OT: It does sound modern. But a song like “The Giver” sounds so like righteously 70s soul music. So with something like that song, how do you make it modern while retaining a recognizable, classic sound?
AD: I think the lyrical content and our delivery on it—especially in the builds—that’s more modern technique. That’s definitely reminiscent, to me at least, of New Jack Swing and things like that. That’s in there but we’re presenting it in 6/8 time, and that’s not something you often hear on the radio. Maybe it’s a bit preservationist but it’s kind of like this: There are other times and other meters that work and it will still be good, but here’s a modern twist on a 6/8.
OT: Can you explain the sandwich bit in the giver? It’s one of the funniest bits any of the acts here have done yet I can’t tell if it’s a Houston joke, a band joke, or just something that happened by accident?
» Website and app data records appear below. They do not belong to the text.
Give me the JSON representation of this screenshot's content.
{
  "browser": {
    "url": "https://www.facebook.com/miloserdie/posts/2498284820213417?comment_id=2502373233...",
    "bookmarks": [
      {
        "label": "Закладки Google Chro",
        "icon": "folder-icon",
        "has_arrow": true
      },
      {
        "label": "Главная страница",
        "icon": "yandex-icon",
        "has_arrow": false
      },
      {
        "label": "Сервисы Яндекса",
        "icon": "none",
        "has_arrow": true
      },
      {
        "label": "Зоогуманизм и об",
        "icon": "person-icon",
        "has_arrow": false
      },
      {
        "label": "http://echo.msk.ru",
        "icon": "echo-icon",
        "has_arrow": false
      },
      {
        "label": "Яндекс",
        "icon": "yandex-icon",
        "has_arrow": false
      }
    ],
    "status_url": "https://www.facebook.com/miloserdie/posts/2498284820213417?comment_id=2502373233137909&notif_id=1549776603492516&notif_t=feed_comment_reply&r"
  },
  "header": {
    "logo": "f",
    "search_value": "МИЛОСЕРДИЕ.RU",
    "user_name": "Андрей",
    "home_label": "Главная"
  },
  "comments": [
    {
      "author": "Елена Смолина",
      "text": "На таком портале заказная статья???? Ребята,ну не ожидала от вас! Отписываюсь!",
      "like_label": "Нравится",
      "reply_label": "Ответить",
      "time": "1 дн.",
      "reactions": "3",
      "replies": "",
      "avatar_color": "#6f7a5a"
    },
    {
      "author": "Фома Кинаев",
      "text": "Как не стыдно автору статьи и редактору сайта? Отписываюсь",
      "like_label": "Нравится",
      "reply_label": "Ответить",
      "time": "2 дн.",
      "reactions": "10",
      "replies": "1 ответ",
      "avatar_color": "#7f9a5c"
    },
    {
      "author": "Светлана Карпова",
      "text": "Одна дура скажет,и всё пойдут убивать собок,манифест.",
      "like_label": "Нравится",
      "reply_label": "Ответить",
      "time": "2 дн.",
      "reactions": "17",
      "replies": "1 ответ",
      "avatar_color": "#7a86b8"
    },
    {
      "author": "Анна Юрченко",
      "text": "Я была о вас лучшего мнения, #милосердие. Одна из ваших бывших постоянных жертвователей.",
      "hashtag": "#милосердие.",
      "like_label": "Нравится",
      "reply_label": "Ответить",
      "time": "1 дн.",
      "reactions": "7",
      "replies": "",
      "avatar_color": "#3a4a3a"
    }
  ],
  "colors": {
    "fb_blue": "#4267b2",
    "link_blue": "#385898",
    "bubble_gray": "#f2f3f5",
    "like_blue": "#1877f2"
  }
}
AD: We like to eat! Not joking, we like to eat! We’re not the fittest band in the world, but Houston’s a soulful town and we have a lot good food. We all communicate on a group text, it’s an app called “GroupMe,” and we have a food group where we all talk about good food we find on the road.
OT: What does the near future hold for the Suffers? Any upcoming releases we should know about
AD: February 2016: we have our debut, full-length record out. You can go to ilovethesuffers.com and pre-order it now!
For more info on the Suffers visit www.thesuffers.com